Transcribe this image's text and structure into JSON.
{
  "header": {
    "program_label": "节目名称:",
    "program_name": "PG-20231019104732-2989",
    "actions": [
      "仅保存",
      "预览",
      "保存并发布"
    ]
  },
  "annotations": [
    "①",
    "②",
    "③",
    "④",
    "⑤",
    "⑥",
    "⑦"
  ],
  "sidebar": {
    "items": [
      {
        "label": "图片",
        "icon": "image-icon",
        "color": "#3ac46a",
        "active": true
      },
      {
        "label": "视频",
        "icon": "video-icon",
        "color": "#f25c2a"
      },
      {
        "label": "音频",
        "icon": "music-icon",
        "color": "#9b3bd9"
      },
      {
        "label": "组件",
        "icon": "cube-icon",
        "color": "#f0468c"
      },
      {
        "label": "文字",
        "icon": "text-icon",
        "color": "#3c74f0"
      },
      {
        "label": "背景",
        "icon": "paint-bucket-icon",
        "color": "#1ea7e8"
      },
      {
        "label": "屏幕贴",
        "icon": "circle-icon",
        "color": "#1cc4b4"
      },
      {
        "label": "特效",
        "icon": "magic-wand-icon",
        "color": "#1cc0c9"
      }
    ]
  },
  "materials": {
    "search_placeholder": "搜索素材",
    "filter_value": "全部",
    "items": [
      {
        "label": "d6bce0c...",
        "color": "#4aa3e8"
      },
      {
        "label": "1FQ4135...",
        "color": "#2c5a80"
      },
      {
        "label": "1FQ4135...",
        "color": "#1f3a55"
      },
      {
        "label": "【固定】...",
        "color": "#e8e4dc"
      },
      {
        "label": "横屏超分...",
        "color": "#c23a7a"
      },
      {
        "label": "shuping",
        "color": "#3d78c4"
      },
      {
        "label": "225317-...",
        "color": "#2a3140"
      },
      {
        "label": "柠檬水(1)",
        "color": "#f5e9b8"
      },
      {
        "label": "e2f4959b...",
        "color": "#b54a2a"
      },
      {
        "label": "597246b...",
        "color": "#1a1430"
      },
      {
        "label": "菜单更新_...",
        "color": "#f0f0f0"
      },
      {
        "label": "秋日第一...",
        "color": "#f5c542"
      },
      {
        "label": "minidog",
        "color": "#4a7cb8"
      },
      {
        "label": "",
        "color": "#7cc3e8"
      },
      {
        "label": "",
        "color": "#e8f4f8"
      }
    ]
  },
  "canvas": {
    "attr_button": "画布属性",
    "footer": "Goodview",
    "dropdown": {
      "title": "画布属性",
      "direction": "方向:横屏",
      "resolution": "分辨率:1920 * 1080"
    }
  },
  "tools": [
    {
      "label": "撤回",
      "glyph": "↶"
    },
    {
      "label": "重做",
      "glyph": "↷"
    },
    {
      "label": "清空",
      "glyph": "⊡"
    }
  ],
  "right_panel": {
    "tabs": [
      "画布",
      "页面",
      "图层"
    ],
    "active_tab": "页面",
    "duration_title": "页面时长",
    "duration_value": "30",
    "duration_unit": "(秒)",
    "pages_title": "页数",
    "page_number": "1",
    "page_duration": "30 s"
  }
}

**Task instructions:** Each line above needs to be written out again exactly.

**Exercise result:**
Transcribe this image's text and structure into JSON.
{
  "header": {
    "program_label": "节目名称:",
    "program_name": "PG-20231019104732-2989",
    "actions": [
      "仅保存",
      "预览",
      "保存并发布"
    ]
  },
  "annotations": [
    "①",
    "②",
    "③",
    "④",
    "⑤",
    "⑥",
    "⑦"
  ],
  "sidebar": {
    "items": [
      {
        "label": "图片",
        "icon": "image-icon",
        "color": "#3ac46a",
        "active": true
      },
      {
        "label": "视频",
        "icon": "video-icon",
        "color": "#f25c2a"
      },
      {
        "label": "音频",
        "icon": "music-icon",
        "color": "#9b3bd9"
      },
      {
        "label": "组件",
        "icon": "cube-icon",
        "color": "#f0468c"
      },
      {
        "label": "文字",
        "icon": "text-icon",
        "color": "#3c74f0"
      },
      {
        "label": "背景",
        "icon": "paint-bucket-icon",
        "color": "#1ea7e8"
      },
      {
        "label": "屏幕贴",
        "icon": "circle-icon",
        "color": "#1cc4b4"
      },
      {
        "label": "特效",
        "icon": "magic-wand-icon",
        "color": "#1cc0c9"
      }
    ]
  },
  "materials": {
    "search_placeholder": "搜索素材",
    "filter_value": "全部",
    "items": [
      {
        "label": "d6bce0c...",
        "color": "#4aa3e8"
      },
      {
        "label": "1FQ4135...",
        "color": "#2c5a80"
      },
      {
        "label": "1FQ4135...",
        "color": "#1f3a55"
      },
      {
        "label": "【固定】...",
        "color": "#e8e4dc"
      },
      {
        "label": "横屏超分...",
        "color": "#c23a7a"
      },
      {
        "label": "shuping",
        "color": "#3d78c4"
      },
      {
        "label": "225317-...",
        "color": "#2a3140"
      },
      {
        "label": "柠檬水(1)",
        "color": "#f5e9b8"
      },
      {
        "label": "e2f4959b...",
        "color": "#b54a2a"
      },
      {
        "label": "597246b...",
        "color": "#1a1430"
      },
      {
        "label": "菜单更新_...",
        "color": "#f0f0f0"
      },
      {
        "label": "秋日第一...",
        "color": "#f5c542"
      },
      {
        "label": "minidog",
        "color": "#4a7cb8"
      },
      {
        "label": "",
        "color": "#7cc3e8"
      },
      {
        "label": "",
        "color": "#e8f4f8"
      }
    ]
  },
  "canvas": {
    "attr_button": "画布属性",
    "footer": "Goodview",
    "dropdown": {
      "title": "画布属性",
      "direction": "方向:横屏",
      "resolution": "分辨率:1920 * 1080"
    }
  },
  "tools": [
    {
      "label": "撤回",
      "glyph": "↶"
    },
    {
      "label": "重做",
      "glyph": "↷"
    },
    {
      "label": "清空",
      "glyph": "⊡"
    }
  ],
  "right_panel": {
    "tabs": [
      "画布",
      "页面",
      "图层"
    ],
    "active_tab": "页面",
    "duration_title": "页面时长",
    "duration_value": "30",
    "duration_unit": "(秒)",
    "pages_title": "页数",
    "page_number": "1",
    "page_duration": "30 s"
  }
}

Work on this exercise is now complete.